Owner: China Resources Property Limited
Developer: China Resources Property Limited
Main Contractor: CR Construction Company Limited
Hotel operator: Starwood Hotels
Architecture: Dennis Lau & Ng Chun Man Architects & Engineers (H.K.)
Interior design: Andre Fu Studio
Lighting design: Tino Kwan Lighting Consultants
Landscape design: Uconia Company Limited
Furnishings: Decca, Heartily, Winmost
Kitchens: Poggenpophl (P.Suite & Delexe Suite)
Lighting: Ricardo Lighting
Walls: Arnhold (feature fire plate wall)
Fabrics: Richie, Coltex, Master Recourse, Altfield, Zu Design, Vervanda, Spring Collection, Cetec
Photo credits: Courtesy of St Regis Hong Kong
This is perhaps the most ambitious project carried out to date by André Fu. The St. Regis in Hong Kong is first of all an evocative, engaging experience starting with the site where the hotel has been inserted, because of its inseparable bond with the interiors. The 27-story building stands on the Hong Kong waterfront in Wan Chai, one of the older districts of the city, still crossed by trams and inhabited by the traditional pawnshops, the old police station and the Bauhaus-style market.
All features that Fu has nimbly incorporated in the interior design. The multicultural references arrive from a childhood spent in Hong Kong and an English education, setting the stylistic tone. But in this case, Fu also blends in period elements from the first St. Regis hotel, built in 1904 in New York by John Jacob Astor IV, along with his childhood memories. “I wanted to get beyond the stereotype of lanterns and temples, drawing on my own memories of the city,” he says.
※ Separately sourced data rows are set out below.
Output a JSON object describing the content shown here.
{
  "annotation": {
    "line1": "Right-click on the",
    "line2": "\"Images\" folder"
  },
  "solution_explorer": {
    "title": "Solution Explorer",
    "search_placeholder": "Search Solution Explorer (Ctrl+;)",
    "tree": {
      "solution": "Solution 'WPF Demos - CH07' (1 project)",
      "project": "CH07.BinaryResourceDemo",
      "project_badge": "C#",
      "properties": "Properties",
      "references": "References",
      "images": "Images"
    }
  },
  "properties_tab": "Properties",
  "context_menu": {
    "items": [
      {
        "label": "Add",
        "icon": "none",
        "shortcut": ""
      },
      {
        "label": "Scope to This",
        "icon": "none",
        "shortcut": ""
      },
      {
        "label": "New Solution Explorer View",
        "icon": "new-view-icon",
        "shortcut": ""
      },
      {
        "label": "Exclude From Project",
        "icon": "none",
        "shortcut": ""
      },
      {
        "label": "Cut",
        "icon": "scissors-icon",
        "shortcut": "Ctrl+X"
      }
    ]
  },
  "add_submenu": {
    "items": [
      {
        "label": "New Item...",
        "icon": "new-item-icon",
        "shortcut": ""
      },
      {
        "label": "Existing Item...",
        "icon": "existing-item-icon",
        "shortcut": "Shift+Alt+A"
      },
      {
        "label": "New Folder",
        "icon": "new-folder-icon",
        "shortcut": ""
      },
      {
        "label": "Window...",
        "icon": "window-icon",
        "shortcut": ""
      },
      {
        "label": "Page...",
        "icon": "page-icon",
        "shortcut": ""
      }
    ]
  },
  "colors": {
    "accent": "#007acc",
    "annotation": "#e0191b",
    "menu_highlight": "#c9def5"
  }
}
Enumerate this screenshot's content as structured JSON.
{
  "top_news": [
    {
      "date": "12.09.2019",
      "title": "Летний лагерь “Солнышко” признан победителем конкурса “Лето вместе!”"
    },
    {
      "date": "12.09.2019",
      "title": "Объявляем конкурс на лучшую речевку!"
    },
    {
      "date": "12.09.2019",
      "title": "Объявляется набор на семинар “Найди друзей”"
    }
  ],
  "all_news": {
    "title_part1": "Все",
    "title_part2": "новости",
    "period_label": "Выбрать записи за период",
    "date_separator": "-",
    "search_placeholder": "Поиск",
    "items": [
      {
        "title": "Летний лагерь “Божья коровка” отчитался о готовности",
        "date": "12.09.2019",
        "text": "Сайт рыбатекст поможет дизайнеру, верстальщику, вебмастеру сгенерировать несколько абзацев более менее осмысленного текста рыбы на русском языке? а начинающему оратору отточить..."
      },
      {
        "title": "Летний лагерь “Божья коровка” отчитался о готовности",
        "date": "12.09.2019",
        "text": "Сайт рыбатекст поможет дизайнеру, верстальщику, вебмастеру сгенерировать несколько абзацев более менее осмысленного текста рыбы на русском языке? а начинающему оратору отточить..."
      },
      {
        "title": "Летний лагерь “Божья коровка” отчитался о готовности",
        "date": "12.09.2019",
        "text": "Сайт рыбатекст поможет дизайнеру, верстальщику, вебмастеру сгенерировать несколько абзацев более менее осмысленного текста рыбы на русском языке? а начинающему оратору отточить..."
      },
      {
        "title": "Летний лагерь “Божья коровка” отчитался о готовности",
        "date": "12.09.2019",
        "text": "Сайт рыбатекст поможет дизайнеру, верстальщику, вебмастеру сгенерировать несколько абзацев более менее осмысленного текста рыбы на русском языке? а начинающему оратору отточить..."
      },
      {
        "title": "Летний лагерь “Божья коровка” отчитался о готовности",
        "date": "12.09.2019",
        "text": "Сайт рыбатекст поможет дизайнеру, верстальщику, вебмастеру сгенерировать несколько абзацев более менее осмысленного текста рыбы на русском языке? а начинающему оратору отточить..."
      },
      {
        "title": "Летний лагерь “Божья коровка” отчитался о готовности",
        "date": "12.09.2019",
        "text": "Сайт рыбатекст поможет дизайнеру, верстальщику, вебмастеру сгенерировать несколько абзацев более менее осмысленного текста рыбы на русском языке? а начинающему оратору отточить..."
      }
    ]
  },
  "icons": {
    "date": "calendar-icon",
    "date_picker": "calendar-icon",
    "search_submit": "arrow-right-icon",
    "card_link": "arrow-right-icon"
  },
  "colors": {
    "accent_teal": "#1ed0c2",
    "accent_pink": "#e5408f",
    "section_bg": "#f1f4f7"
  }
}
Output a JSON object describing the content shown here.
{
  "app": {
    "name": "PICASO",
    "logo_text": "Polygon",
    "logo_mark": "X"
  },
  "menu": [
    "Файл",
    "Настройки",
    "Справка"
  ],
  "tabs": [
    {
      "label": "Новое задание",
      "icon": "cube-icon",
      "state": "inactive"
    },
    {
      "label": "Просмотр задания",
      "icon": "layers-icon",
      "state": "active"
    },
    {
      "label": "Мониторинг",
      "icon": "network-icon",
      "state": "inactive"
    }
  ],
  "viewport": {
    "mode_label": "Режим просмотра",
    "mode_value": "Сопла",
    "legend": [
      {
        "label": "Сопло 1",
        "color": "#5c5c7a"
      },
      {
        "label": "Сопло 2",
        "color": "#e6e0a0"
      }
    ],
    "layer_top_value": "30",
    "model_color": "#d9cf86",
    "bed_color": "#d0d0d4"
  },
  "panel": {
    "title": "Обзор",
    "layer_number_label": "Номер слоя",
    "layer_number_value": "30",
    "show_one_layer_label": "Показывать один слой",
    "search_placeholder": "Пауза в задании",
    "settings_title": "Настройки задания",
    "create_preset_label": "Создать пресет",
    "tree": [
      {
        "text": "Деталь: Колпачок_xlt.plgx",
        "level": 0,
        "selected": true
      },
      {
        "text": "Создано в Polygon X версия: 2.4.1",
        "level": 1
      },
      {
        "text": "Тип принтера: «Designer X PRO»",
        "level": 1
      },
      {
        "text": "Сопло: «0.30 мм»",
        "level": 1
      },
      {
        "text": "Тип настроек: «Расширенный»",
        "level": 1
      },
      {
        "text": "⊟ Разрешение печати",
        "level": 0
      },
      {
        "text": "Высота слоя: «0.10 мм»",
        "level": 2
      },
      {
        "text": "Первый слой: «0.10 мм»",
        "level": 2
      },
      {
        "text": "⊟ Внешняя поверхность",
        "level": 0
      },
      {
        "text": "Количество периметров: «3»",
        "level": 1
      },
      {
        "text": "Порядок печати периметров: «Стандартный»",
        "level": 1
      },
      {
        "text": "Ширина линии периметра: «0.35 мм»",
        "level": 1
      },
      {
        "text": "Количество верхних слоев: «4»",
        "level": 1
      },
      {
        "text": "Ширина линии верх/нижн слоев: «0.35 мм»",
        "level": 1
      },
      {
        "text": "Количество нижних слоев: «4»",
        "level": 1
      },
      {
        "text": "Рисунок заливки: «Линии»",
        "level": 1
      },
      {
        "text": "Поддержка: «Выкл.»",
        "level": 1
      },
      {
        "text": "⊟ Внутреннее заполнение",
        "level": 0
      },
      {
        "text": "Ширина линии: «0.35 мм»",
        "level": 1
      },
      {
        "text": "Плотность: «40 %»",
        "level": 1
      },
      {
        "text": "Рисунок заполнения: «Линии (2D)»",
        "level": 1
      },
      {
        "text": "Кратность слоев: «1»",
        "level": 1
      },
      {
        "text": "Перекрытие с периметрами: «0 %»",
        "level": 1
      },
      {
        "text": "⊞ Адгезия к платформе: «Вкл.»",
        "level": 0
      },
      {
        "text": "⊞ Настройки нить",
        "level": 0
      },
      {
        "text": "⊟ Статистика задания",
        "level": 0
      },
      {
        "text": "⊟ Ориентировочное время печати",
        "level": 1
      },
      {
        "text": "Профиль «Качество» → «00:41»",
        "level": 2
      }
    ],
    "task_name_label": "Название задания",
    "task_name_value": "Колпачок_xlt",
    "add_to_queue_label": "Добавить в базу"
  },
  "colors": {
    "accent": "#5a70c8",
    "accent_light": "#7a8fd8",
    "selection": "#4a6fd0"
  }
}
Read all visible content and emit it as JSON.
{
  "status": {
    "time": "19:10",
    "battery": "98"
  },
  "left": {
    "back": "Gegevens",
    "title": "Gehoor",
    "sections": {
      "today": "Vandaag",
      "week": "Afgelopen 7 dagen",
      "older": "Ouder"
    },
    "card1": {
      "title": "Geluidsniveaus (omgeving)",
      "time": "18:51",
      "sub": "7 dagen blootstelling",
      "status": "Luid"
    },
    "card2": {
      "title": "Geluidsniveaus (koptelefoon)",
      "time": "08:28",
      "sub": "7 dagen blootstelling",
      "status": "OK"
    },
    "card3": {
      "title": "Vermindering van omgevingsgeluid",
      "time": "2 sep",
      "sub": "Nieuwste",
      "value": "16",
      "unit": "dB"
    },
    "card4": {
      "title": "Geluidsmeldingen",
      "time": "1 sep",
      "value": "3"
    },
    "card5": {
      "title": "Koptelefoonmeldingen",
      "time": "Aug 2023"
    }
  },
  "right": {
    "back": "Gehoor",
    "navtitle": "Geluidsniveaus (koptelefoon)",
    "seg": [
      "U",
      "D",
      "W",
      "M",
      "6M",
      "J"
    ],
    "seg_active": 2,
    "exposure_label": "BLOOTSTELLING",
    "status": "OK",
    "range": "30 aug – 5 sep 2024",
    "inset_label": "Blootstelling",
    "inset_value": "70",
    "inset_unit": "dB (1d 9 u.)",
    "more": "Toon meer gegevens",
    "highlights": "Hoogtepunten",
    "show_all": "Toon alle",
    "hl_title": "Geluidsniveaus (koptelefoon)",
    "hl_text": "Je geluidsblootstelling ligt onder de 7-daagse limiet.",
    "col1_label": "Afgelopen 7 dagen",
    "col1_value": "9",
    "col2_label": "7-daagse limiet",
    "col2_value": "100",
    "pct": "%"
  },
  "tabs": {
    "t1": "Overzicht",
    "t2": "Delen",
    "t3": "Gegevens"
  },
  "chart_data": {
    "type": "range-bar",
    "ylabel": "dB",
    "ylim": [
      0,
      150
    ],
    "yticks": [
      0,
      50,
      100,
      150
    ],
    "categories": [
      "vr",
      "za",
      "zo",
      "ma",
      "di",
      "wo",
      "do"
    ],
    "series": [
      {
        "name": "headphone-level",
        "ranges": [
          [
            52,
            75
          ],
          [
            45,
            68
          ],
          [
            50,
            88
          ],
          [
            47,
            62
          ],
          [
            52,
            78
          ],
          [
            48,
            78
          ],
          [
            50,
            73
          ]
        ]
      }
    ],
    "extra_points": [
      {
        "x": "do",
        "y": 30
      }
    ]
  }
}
In the hotel the sense of New York dimensions mingles with the history of Hong Kong, creating a refuge from urban frenzy. The grandeur effect is forceful. Starting from the ‘porte cochere’ of 580 m2, the large access portico leading to the lobby, where the walls are covered in stone for 8 meters, joining the reception desk in marble and the oversized doors clad in bronze, with a height of four meters, by Solomon & Wu, all softened by the glow of opulent lamps and appliques inspired by the gaslights of the 19th century in old Hong Kong.
The historical and colonial architectural overtones are vivid, but always countered by modern forms and nuances.
The Chinese restaurant, for example, is structure like a traditional Chinese tea pavilion, in pale stained oak with interlocking details, and a palette of grays and browns with accents of cinnabar red lacquer. In the Great Room, the main public area of the hotel, two reception desks in silver marble are topped by an impressive chandelier, The Skyline – a tribute to the city – specifically chosen by Fu for the space from the TAC/TILE collection created for Lasvit.
On the terrace the cultural overtones subtly mingle thanks to a traditional feature of Chinese gardens – a stone gate with a height of 2.5 meters – along with bamboo plants and ornamental topiary artwork.
The rooms, 129 in number, including 14 deluxe suites, two premium suites and a presidential suite, are places that put an accent on space and comfort, where André Fu once again applies his contrasts of classic and modern.